Also Published As

Publication number Publication date
US20150224012A1 (en) 2015-08-13

Similar Documents

Publication Publication Date Title
KR101304179B1 (en) Compression garment apparatus having baseline pressure
EP1722738B1 (en) Compression treatment system
CA2635111C (en) Pressurised medical device
US6592534B1 (en) Inflatable medical appliance for prevention of DVT
US6231532B1 (en) Method to augment blood circulation in a limb
US7967766B2 (en) Compression garment with heel elevation
CN1794964B (en) Compression device for the limb
CN101292922B (en) Compression device having cooling capability
EP1919430B1 (en) Compression device for a limb
CN101292919B (en) Methods of making compression device with improved evaporation
US6589267B1 (en) High efficiency external counterpulsation apparatus and method for controlling same
US7972287B2 (en) Heat transfer cuff
DE69819910T2 (en) Device for compression treatment of limbs
US6001119A (en) Compression system
CA2095690C (en) High efficiency external counter pulsation apparatus and method for controlling same
CA2301695C (en) Counterpulsation device using noncompressed air
US7597659B2 (en) Suprapatellar external counterpulsation apparatus
DE60202610T2 (en) Inflatable device
EP1795168B1 (en) Compression apparatus
US6315745B1 (en) Compression garment for selective application for treatment of lymphedema and related illnesses manifested at various locations of the body
US5117812A (en) Segmented compression device for the limb
US6852089B2 (en) Compression garment for selective application for treatment of lymphedema and related illnesses manifested at various locations of the body
US6436064B1 (en) Compression garment for selective application for treatment of lymphedema and related illnesses manifested at various locations of the body
US20120065561A1 (en) Device, system, and method for the treatment, prevention and diagnosis of chronic venous insufficiency, deep vein thrombosis, lymphedema and other circulatory conditions
US6620116B2 (en) External counterpulsation unit

Legal Events

Date Code Title Description
AS Assignment

Owner name: WRIGHT THERAPY PRODUCTS, INC., PENNSYLVANIA

Free format text: ASSIGNMENT OF ASSIGNORS INTEREST;ASSIGNOR:YURKO, GREGORY;REEL/FRAME:035008/0437

Effective date: 20140410

Owner name: WRIGHT THERAPY PRODUCTS, INC., PENNSYLVANIA

Free format text: ASSIGNMENT OF ASSIGNORS INTEREST;ASSIGNOR:WRIGHT, CAROL LYNN;REEL/FRAME:035008/0369

Effective date: 20140310

AS Assignment

Owner name: TACTILE SYSTEMS TECHNOLOGY, INC., MINNESOTA
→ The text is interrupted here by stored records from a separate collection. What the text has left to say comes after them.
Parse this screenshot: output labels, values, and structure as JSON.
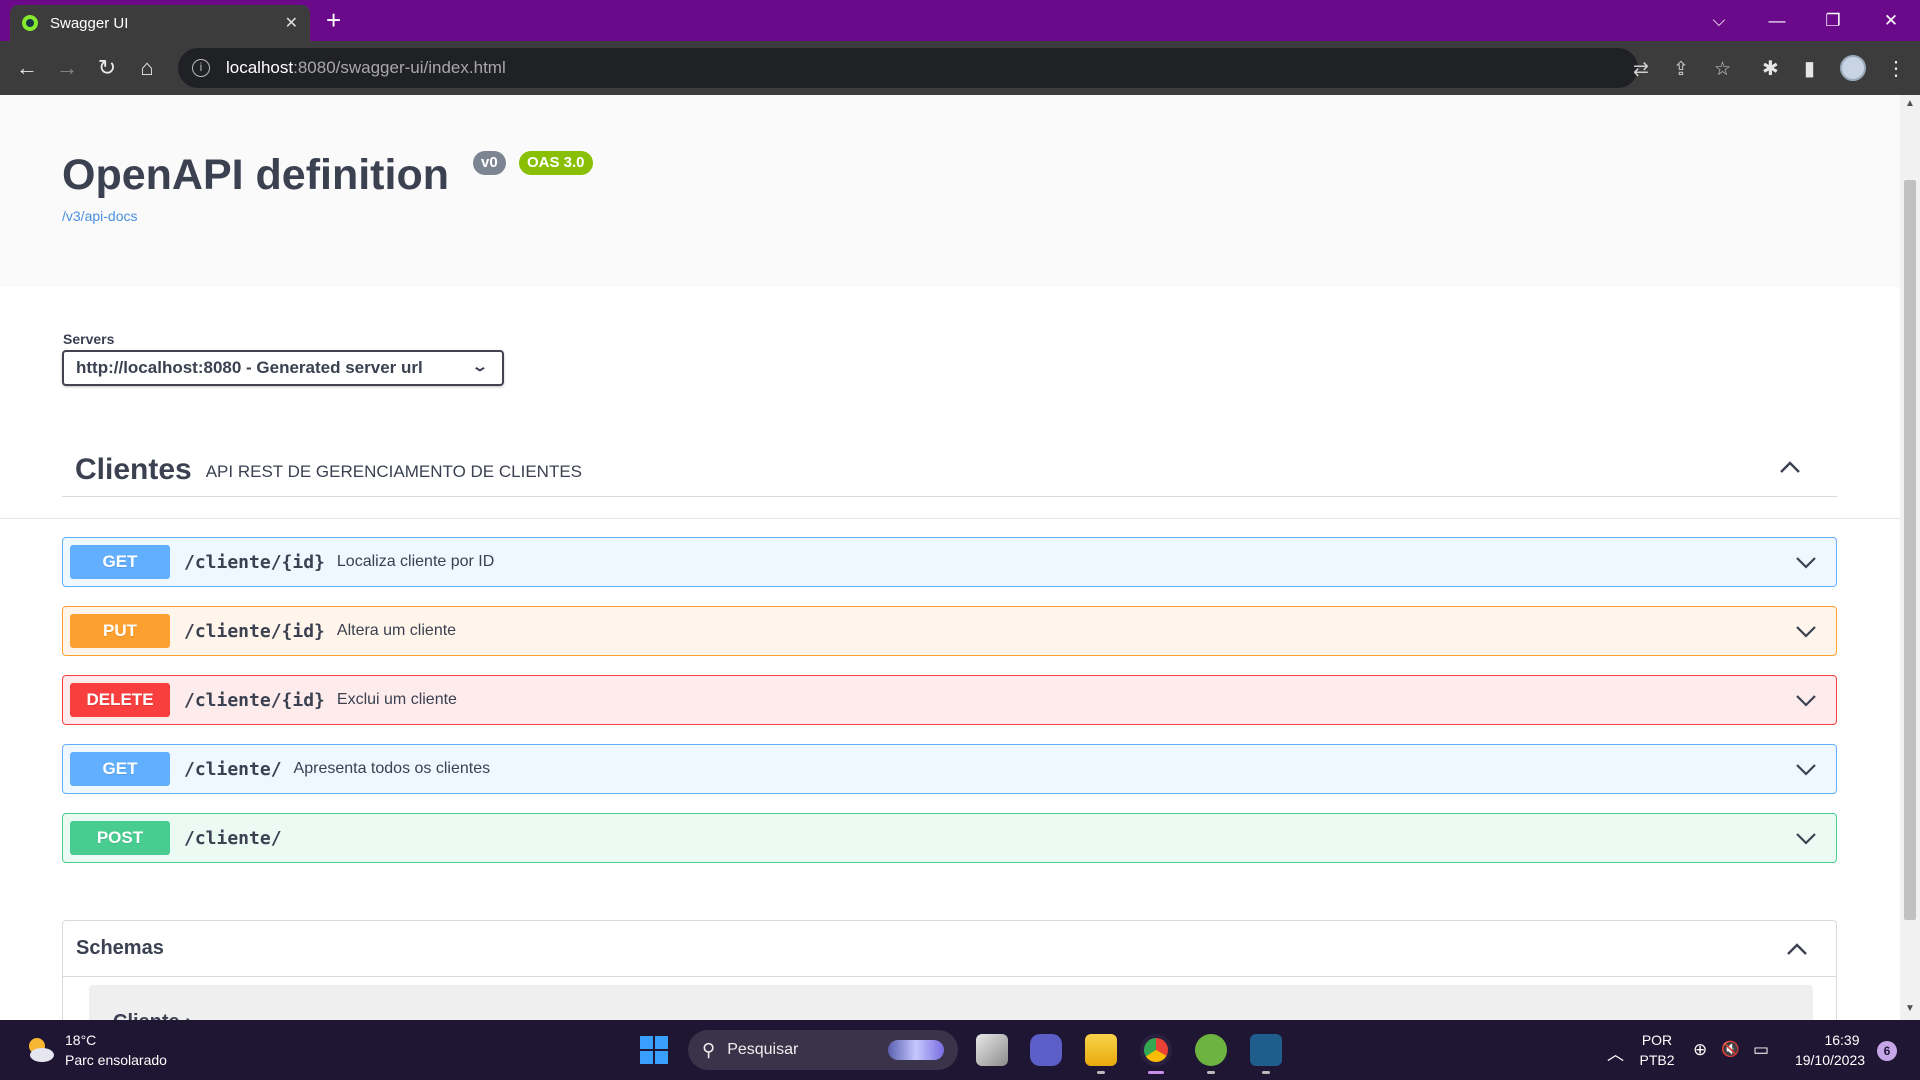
{
  "browser": {
    "tab_title": "Swagger UI",
    "tab_close": "✕",
    "new_tab": "+",
    "url_host": "localhost",
    "url_rest": ":8080/swagger-ui/index.html",
    "window_controls": {
      "dropdown": "⌵",
      "minimize": "—",
      "restore": "❐",
      "close": "✕"
    },
    "nav": {
      "back": "←",
      "forward": "→",
      "reload": "↻",
      "home": "⌂"
    },
    "info_glyph": "i",
    "toolbar_icons": {
      "translate": "⇄",
      "share": "⇪",
      "bookmark": "☆",
      "extensions": "✱",
      "sidepanel": "▮",
      "menu": "⋮"
    }
  },
  "api": {
    "title": "OpenAPI definition",
    "version_badge": "v0",
    "oas_badge": "OAS 3.0",
    "docs_link": "/v3/api-docs"
  },
  "servers": {
    "label": "Servers",
    "selected": "http://localhost:8080 - Generated server url",
    "chevron": "⌄"
  },
  "tag": {
    "name": "Clientes",
    "description": "API REST DE GERENCIAMENTO DE CLIENTES"
  },
  "operations": [
    {
      "method": "GET",
      "path": "/cliente/{id}",
      "summary": "Localiza cliente por ID"
    },
    {
      "method": "PUT",
      "path": "/cliente/{id}",
      "summary": "Altera um cliente"
    },
    {
      "method": "DELETE",
      "path": "/cliente/{id}",
      "summary": "Exclui um cliente"
    },
    {
      "method": "GET",
      "path": "/cliente/",
      "summary": "Apresenta todos os clientes"
    },
    {
      "method": "POST",
      "path": "/cliente/",
      "summary": ""
    }
  ],
  "schemas": {
    "title": "Schemas",
    "model_name": "Cliente ›"
  },
  "taskbar": {
    "temperature": "18°C",
    "weather": "Parc ensolarado",
    "search_placeholder": "Pesquisar",
    "search_glyph": "⚲",
    "lang_top": "POR",
    "lang_bottom": "PTB2",
    "time": "16:39",
    "date": "19/10/2023",
    "notifications": "6",
    "tray_glyphs": {
      "chevron_up": "︿",
      "network": "⊕",
      "volume": "🔇",
      "battery": "▭"
    }
  },
  "colors": {
    "get": "#61affe",
    "put": "#fca130",
    "delete": "#f93e3e",
    "post": "#49cc90",
    "browser_tabbar": "#6a0a8a",
    "text": "#3b4151"
  }
}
Free format text: ASSIGNMENT OF ASSIGNORS INTEREST;ASSIGNOR:WRIGHT THERAPY PRODUCTS, INC.;REEL/FRAME:046539/0980

Effective date: 20180522

AS Assignment

Owner name: WELLS FARGO BANK, NATIONAL ASSOCIATION, NORTH CARO

Free format text: SECURITY INTEREST;ASSIGNOR:TACTILE SYSTEMS TECHNOLOGY, INC.;REEL/FRAME:046565/0218

Effective date: 20180803

STPP Information on status: patent application and granting procedure in general

Free format text: NOTICE OF ALLOWANCE MAILED -- APPLICATION RECEIVED IN OFFICE OF PUBLICATIONS

FEPP Fee payment procedure

Free format text: ENTITY STATUS SET TO UNDISCOUNTED (ORIGINAL EVENT CODE: BIG.); ENTITY STATUS OF PATENT OWNER: LARGE ENTITY

STPP Information on status: patent application and granting procedure in general

Free format text: PUBLICATIONS -- ISSUE FEE PAYMENT VERIFIED

STCF Information on status: patent grant

Free format text: PATENTED CASE